New Medical Malpractice Case (n.k.a. Health Care Liability Action): Plaintiff Allowed to Nonsuit Case to Cure Allegedly Defective Certificate of Good Faith
The Tennessee Court of Appeals just issued its opinion in Davis v. Ibach, No. W2013-02514-COA-R3-CV (Tenn. Ct. App. Jul. 9, 2014). The summary from the opinion states as follows:
This is a medical malpractice wrongful death action. After the plaintiff filed this lawsuit, he timely filed a certificate of good faith, as required by the medical malpractice statute. The certificate did not include a statement that the executing party had “zero” violations of the statute. The defendants filed a motion to dismiss based on this omission. The plaintiff in turn filed a notice of voluntary nonsuit without prejudice. The defendants objected to a dismissal without prejudice. The defendants argued that, if the certificate of good faith does not strictly comply with the statutes, the trial court must dismiss the case with prejudice. The trial court granted the voluntary nonsuit without prejudice, and the defendants now appeal that decision.

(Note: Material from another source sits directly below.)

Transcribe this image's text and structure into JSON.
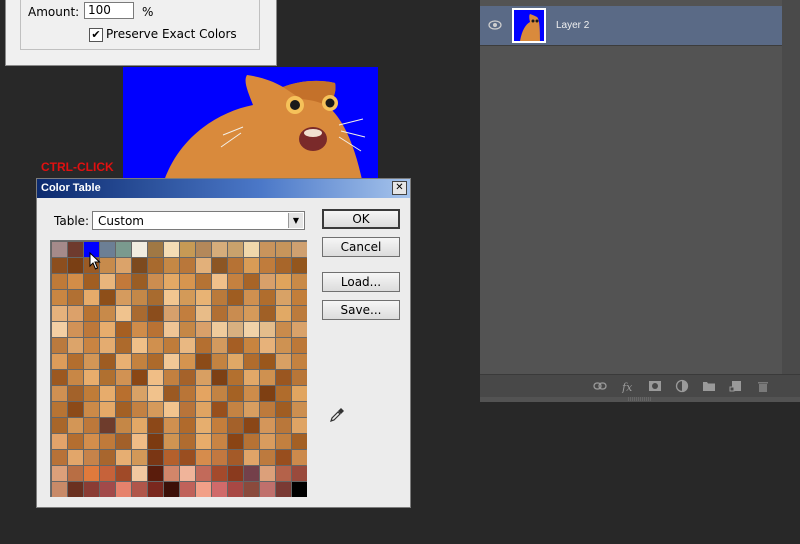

Discerning no error, we affirm.
Here is a link to the opinion:
Note: this opinion deals with some law that is no longer in effect. However, that does not appear to affect the holding of this case.
Tuesday, July 08, 2014
Another Health Care Liability Action Opinion: Plaintiff's Case Dismissed Due to Running of Statute of Limitations That Was Not Extended by Presuit Notice That Was Transmitted in a Manner Proscribed by Statute
The Tennessee Court of Appeals recently issued its opinion in Arden v. Kozawa, No. E2013-01598-COA-R3-CV (Tenn. Ct. App. Jun. 18, 2014). The summary from the opinion states as follows:
The plaintiff, as surviving spouse, appeals the trial court’s dismissal of his health care liability action against the defendant doctor who treated the plaintiff’s wife prior to her death and the hospital wherein the treatment occurred. The trial court granted the defendants’motions for summary judgment based upon the plaintiff’s failure to strictly comply with the pre-suit notice requirements of Tennessee Code Annotated § 29-26-121 (Supp. 2013). We reverse the trial court’s ruling that the plaintiff had to strictly comply with the provisions of the notice requirement and conclude that the plaintiff substantially complied with said requirement. We affirm, however, the trial court’s ruling that the plaintiff could not rely upon the statutory 120-day extension of the statute of limitations due to his failure to properly serve the notice. We therefore affirm the trial court’s dismissal of the plaintiff’s claims as barred by the statute of limitations.
Here is a link to the opinion: